One of the dreariest duties of the daily newspaper reporter is the “man on the street” interview. Newspaper editors love to have the resulting quotes in a story, partly because of a belief that it gives a reader some sense of what the average person is thinking about an issue, mostly because they don’t have to harass the random passersby themselves, yet there is little justification for this strange journalistic tradition. The small number of people a reporter can pester before deadline doesn’t amount to a representative sampling of public opinion, the reader is usually an average person himself and is therefore more interested in what better informed sources have to say, and the quotes are almost always banal.
Every now and then, though, a story will contain a quote from some purportedly typical person that actually makes a pertinent point.

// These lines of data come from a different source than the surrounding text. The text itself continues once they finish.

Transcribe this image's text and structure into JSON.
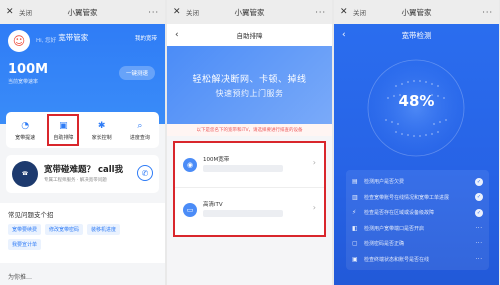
{
  "wechat_bar": {
    "close_label": "关闭",
    "title": "小翼管家"
  },
  "panel1": {
    "page_title": "宽带管家",
    "mine_label": "我的宽带",
    "greeting": "Hi, 您好",
    "speed": "100M",
    "speed_sub": "当前宽带速率",
    "speed_button": "一键测速",
    "menu": [
      {
        "label": "宽带提速",
        "icon": "speedometer-icon"
      },
      {
        "label": "自助排障",
        "icon": "toolbox-icon"
      },
      {
        "label": "家长控制",
        "icon": "shield-icon"
      },
      {
        "label": "进度查询",
        "icon": "magnifier-icon"
      }
    ],
    "banner_title": "宽带碰难题？ call我",
    "banner_sub": "专属工程师服务 · 解决宽带问题",
    "faq_title": "常见问题支个招",
    "faq_tags": [
      "宽带要续费",
      "修改宽带密码",
      "装移机进度",
      "我要宣计单"
    ],
    "footer_text": "为你推…"
  },
  "panel2": {
    "page_title": "自助排障",
    "hero_line1": "轻松解决断网、卡顿、掉线",
    "hero_line2": "快速预约上门服务",
    "notice": "以下是您名下的宽带和iTV，请选择要进行排查的设备",
    "lines": [
      {
        "name": "100M宽带",
        "icon": "globe-icon"
      },
      {
        "name": "高清iTV",
        "icon": "tv-icon"
      }
    ]
  },
  "panel3": {
    "page_title": "宽带检测",
    "percent": "48%",
    "checks": [
      {
        "label": "检测用户是否欠费",
        "status": "done"
      },
      {
        "label": "检查宽带账号在线情况和宽带工单进展",
        "status": "done"
      },
      {
        "label": "检查是否存在区域或设备级故障",
        "status": "done"
      },
      {
        "label": "检测用户宽带端口是否开启",
        "status": "pending"
      },
      {
        "label": "检测密码是否正确",
        "status": "pending"
      },
      {
        "label": "检查终端状态和账号是否在线",
        "status": "pending"
      }
    ]
  }
}
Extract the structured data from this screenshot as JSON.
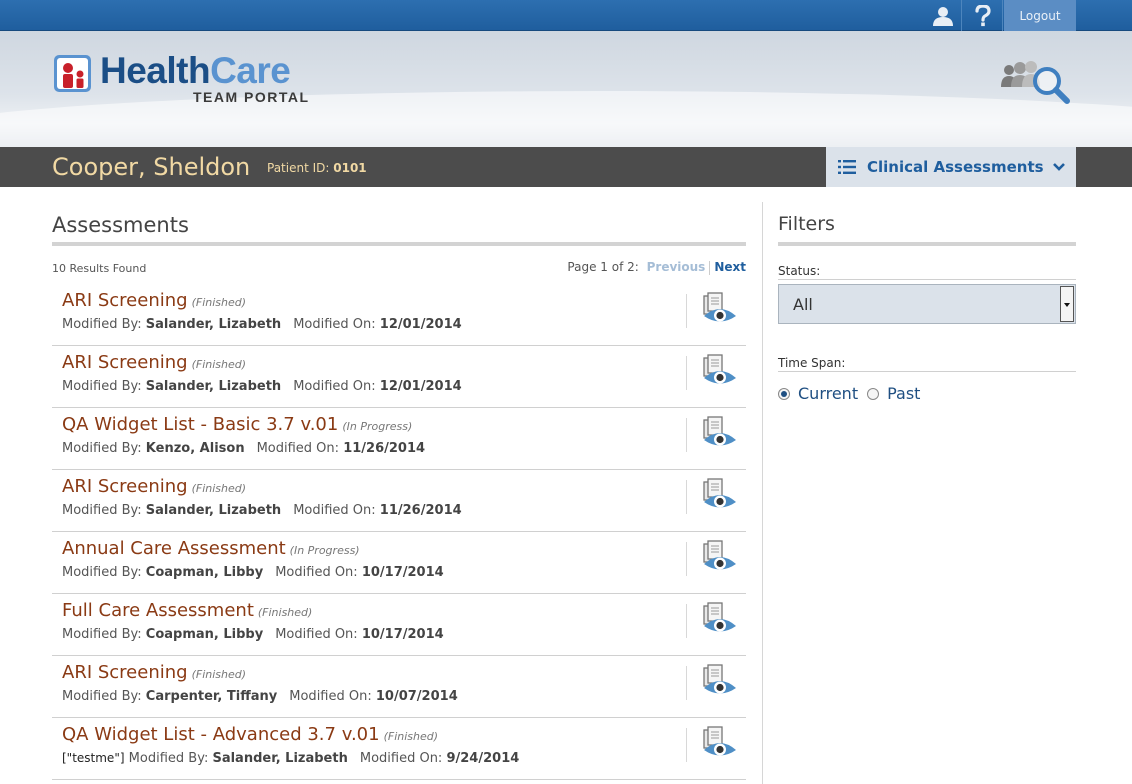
{
  "topbar": {
    "user_icon": "user-icon",
    "help_icon": "question-mark-icon",
    "logout_label": "Logout"
  },
  "header": {
    "logo_health": "Health",
    "logo_care": "Care",
    "logo_sub": "TEAM PORTAL",
    "search_icon": "patient-search-icon"
  },
  "patient": {
    "name": "Cooper, Sheldon",
    "id_label": "Patient ID:",
    "id_value": "0101"
  },
  "section_menu": {
    "label": "Clinical Assessments",
    "icon": "list-icon",
    "chevron": "chevron-down-icon"
  },
  "assessments": {
    "heading": "Assessments",
    "results": "10 Results Found",
    "page_info": "Page 1 of 2:",
    "prev_label": "Previous",
    "next_label": "Next",
    "modified_by_label": "Modified By:",
    "modified_on_label": "Modified On:",
    "items": [
      {
        "title": "ARI Screening",
        "status": "(Finished)",
        "tag": "",
        "by": "Salander, Lizabeth",
        "on": "12/01/2014"
      },
      {
        "title": "ARI Screening",
        "status": "(Finished)",
        "tag": "",
        "by": "Salander, Lizabeth",
        "on": "12/01/2014"
      },
      {
        "title": "QA Widget List - Basic 3.7 v.01",
        "status": "(In Progress)",
        "tag": "",
        "by": "Kenzo, Alison",
        "on": "11/26/2014"
      },
      {
        "title": "ARI Screening",
        "status": "(Finished)",
        "tag": "",
        "by": "Salander, Lizabeth",
        "on": "11/26/2014"
      },
      {
        "title": "Annual Care Assessment",
        "status": "(In Progress)",
        "tag": "",
        "by": "Coapman, Libby",
        "on": "10/17/2014"
      },
      {
        "title": "Full Care Assessment",
        "status": "(Finished)",
        "tag": "",
        "by": "Coapman, Libby",
        "on": "10/17/2014"
      },
      {
        "title": "ARI Screening",
        "status": "(Finished)",
        "tag": "",
        "by": "Carpenter, Tiffany",
        "on": "10/07/2014"
      },
      {
        "title": "QA Widget List - Advanced 3.7 v.01",
        "status": "(Finished)",
        "tag": "[\"testme\"]",
        "by": "Salander, Lizabeth",
        "on": "9/24/2014"
      }
    ]
  },
  "filters": {
    "heading": "Filters",
    "status_label": "Status:",
    "status_value": "All",
    "timespan_label": "Time Span:",
    "options": [
      "Current",
      "Past"
    ],
    "selected": "Current"
  },
  "colors": {
    "brand_blue": "#1f5e9e",
    "title_brown": "#8a3a14",
    "patient_gold": "#f1d9a4"
  }
}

An excellent example can be found in the twelfth paragraph of a recent Reuters story about how the possibility of the government going over “the fiscal cliff” is affecting Christmas sales. A Linda Hampton, identified only as a New Yorker found shopping at a Best Buy store, is reported to have remarked that “It would be a disaster. Our taxes will go up. But I think our president will step in.”
This is the extent of Hamilton’s contribution to the story, so there is no knowing if the reporters questioned her further about her opinion, but we would have been interested to hear why she has such a touching faith in the president. It seems to us that a plunge over the “fiscal cliff” would result in across-the-board tax hikes that provide the president with more money to dole out to his preferred constituencies, as well as cuts to the defense budget that the president ardently desires yet would otherwise be unlikely to achieve, and so long as people such as Hamilton are so trusting of his intentions he will he gain political advantage from the resulting economic catastrophe. It would have been worth a drive to the Best Buy to hear why she is confident the president will “step in” and save the country from something that redounds so completely to his benefit.
Obama’s boundless empathy for the common man, probably. The president often speaks of it, and the papers have all confirmed it, so perhaps that’s where Hamilton got the idea. There’s no discerning Obama’s concern from the consequences of his policies, which have left the common man poorer, more dependent on government, and less free, but the damning statistics that quantify this decline get less coverage than the good intentions. The common men who are ponying up for the Obama’s multi-million dollar Hawaiian vacation can be assured they will repaid in empathy.
Even the most reliably liberal news media are hinting at Obama’s willingness to go over the cliff, but that’s the kind of complicated and dull story that Hamilton might be too busy to read. Although she’s obviously not one of the many people that the Reuters reporters no doubt spoke with who had never heard of a “fiscal cliff,” we suspect that her news-reading is not so far-ranging that it has brought her into contact with any doubts about the president’s good faith. This does indeed qualify her as a typical American, and as much as it pains us to hear it’s useful to know what’s she thinking. Forewarned is, after all, forearmed.

— Bud Norman